[Data about app and page elements]
_ _ _ _ _ _ _
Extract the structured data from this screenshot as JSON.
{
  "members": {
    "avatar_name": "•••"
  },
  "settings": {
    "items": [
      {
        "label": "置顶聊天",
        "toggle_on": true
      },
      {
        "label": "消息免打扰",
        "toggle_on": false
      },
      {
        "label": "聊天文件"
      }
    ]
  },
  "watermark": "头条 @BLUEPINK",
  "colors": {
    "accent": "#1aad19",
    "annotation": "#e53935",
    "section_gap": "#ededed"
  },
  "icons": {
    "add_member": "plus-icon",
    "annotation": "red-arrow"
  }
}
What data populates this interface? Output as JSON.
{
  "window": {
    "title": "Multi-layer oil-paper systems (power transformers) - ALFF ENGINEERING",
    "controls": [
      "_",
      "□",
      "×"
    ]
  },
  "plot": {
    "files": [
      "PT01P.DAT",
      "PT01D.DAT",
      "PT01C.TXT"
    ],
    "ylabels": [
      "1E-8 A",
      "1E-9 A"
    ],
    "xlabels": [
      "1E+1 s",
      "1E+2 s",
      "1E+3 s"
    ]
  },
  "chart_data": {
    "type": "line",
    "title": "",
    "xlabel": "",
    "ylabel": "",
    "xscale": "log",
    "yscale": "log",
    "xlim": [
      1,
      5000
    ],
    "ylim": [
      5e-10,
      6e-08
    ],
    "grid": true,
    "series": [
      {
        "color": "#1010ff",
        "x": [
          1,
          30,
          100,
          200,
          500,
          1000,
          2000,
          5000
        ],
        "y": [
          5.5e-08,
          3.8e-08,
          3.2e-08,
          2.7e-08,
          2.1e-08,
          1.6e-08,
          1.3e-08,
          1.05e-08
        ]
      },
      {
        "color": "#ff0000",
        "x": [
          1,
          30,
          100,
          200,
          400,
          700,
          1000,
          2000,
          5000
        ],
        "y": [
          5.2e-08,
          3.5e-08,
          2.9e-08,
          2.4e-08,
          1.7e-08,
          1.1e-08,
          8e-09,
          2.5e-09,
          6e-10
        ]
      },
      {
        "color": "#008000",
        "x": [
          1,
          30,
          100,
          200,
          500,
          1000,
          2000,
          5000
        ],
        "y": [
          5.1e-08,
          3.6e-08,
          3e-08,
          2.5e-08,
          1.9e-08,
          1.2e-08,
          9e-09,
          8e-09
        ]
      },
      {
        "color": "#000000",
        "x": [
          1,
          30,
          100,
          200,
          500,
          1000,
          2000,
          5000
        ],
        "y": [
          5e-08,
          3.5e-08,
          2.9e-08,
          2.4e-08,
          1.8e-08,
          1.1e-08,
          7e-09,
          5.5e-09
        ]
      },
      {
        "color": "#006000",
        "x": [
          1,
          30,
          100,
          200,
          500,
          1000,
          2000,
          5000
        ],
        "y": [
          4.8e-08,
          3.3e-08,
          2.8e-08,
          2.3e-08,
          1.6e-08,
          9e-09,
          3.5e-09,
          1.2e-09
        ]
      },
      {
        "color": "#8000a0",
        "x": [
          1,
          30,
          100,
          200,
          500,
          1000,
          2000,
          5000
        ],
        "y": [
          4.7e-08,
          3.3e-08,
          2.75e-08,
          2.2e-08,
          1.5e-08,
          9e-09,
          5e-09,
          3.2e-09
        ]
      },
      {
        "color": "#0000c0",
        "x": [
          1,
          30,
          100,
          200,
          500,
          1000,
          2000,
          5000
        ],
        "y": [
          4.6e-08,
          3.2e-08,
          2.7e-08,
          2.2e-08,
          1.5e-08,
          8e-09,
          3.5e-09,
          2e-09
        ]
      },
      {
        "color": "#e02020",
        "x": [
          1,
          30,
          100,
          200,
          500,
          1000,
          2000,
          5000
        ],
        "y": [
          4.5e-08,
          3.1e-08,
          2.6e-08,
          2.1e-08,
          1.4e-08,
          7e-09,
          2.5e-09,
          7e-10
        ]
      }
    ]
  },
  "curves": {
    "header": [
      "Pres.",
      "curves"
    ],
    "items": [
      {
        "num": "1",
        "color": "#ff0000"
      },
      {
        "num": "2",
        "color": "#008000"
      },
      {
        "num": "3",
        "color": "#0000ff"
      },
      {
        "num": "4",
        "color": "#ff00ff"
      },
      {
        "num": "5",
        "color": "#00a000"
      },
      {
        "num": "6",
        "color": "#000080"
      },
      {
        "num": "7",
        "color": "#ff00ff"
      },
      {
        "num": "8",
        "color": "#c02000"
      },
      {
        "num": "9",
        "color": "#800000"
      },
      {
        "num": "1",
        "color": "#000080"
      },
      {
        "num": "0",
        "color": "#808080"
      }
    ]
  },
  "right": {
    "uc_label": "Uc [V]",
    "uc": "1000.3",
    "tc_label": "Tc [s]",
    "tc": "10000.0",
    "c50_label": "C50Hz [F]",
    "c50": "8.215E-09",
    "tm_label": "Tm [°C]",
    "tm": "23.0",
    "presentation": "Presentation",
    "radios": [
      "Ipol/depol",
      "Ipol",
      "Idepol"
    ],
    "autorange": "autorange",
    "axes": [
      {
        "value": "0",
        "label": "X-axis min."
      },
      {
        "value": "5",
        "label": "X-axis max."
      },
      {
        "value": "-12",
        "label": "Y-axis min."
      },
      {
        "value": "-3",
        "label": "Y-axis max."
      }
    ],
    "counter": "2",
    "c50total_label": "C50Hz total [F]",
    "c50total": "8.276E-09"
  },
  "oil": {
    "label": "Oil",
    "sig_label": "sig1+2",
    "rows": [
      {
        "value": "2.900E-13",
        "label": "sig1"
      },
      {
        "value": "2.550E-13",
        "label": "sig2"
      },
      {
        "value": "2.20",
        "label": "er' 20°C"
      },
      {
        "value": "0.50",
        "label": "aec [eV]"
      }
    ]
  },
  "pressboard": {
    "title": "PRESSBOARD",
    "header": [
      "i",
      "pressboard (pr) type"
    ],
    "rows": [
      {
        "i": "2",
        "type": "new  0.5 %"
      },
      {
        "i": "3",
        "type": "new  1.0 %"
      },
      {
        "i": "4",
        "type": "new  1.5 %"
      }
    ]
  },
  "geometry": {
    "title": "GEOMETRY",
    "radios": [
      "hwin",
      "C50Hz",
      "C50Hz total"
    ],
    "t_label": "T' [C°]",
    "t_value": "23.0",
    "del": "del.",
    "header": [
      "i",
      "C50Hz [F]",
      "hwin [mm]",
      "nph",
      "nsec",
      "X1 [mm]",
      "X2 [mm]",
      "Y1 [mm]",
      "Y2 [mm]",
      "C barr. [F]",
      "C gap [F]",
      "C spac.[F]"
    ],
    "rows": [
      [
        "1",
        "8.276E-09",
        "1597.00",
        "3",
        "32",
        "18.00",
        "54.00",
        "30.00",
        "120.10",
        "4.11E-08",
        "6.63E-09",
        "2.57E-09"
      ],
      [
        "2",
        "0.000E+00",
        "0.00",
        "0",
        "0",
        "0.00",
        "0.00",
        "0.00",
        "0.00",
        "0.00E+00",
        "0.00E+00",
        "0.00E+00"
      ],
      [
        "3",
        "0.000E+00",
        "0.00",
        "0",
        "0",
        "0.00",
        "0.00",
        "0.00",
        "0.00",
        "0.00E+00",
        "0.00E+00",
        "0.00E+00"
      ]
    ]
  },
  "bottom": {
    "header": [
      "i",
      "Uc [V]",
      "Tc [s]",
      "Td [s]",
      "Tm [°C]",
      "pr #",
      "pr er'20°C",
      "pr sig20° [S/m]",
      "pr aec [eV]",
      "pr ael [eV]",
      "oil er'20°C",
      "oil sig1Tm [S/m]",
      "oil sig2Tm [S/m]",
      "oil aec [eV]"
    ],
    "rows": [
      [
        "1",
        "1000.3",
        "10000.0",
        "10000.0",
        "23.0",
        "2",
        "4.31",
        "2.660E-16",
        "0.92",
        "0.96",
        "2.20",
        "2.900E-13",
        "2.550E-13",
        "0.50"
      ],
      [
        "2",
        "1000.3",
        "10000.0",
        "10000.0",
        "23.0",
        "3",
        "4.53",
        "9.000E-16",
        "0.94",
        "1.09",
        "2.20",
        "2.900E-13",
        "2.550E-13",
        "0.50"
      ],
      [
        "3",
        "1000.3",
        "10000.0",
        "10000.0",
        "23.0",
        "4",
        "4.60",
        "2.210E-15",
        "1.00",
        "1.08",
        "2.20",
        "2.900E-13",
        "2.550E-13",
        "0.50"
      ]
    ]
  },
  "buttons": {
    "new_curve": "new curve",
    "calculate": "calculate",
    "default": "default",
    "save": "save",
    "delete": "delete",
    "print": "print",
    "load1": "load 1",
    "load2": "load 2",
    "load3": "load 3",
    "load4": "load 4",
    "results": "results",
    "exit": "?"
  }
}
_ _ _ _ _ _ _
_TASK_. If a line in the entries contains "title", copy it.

_EXPECTED ANSWER_.
    "title": "Multi-layer oil-paper systems (power transformers) - ALFF ENGINEERING",
    "title": "",
    "title": "PRESSBOARD",
    "title": "GEOMETRY",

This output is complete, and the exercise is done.